Retired Feb. 1, 1965. Died Jan. 23, 1992.
During his 32 years of active duty service, Major General Dolf E. Muehleisen played many parts in the evolution of American aerospace power. Of particular significance are his actions in the field of aerospace defense during the era introducing instantaneous electronic computer and communication systems.
An unusual highlight in his career occurred when, as commander of the 29th NORAD Region/Air Division, General Muehleisen was selected for the additional duty of chairman of the Cheyenne Mountain Task Force in December 1963. Alternating between North American Air Defense Command headquarters at Colorado Springs, Colo., and 29th headquarters at Richards-Gebaur Air Force Base, Mo., he directed a group of 60 Department of Defense experts reviewing and coordinating all plans for the 90 million dollar NORAD underground Combat Operations Center being constructed within Cheyenne Mountain.
General Muehleisen's earliest contact with air defense came at the beginning of World War II when, as a major, he was sent to New York to help the Eastern Frontier establish air patrols against submarines off the Atlantic Coast.
After a break of four years, he was again involved with national air defense matters, this time as director of operations and training for the Continental Air Command.
In 1954, the now Colonel Muehleisen was assigned to the Air Defense Command for the first time, assuming command of the 10th Air Division and the air defense responsibility for the southern half of Alaska.
When the North American Air Defense Command was organized in 1957, General Muehleisen was filling Headquarters ADC positions as assistant chief of staff for Programming and as deputy for plans.

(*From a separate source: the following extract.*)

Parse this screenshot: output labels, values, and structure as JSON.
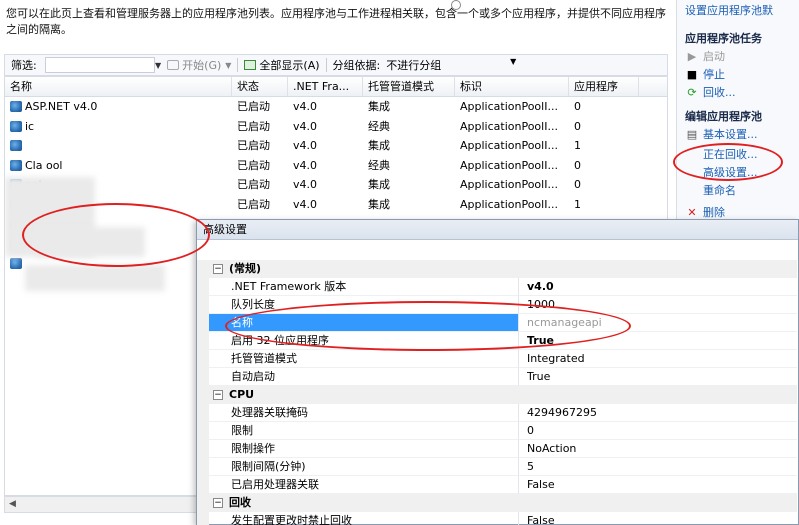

However, two years later he became NORAD deputy chief of staff for plans and policy, a position he held until his assignment as commander of the 29th NORAD Region/Air Division.
General Muebleisen has also served in many vital areas of command not concerned with air defense. He has commanded the 1st Fighter Wing, served as chief of personnel for the 29th Air Force and acted as operations and plans officer for the 7th Air Force.
As a colonel, he was a member of the Plans Group which drew up the initial charter for the JCS Command at Pearl Harbor (CINCPAC). His first assignment after being promoted to brigadier general was as operations chief of the Joint Alaskan Command.
General Muehleisen has held the highest flying rating, command pilot, since 1944. His flying experience ranges from DeHavilands of World War I vintage to current supersonic fighter-interceptors. An ex-bomber and pursuit pilot, General Muehleisen was a member of the famed group of Army Air Corps pilots who flew the U.S. mails in 1934.
A 1931 graduate of the University of California's Business College, General Muehleisen entered the National War College in 1952. Immediately upon graduation, he was assigned as a faculty member at this institution.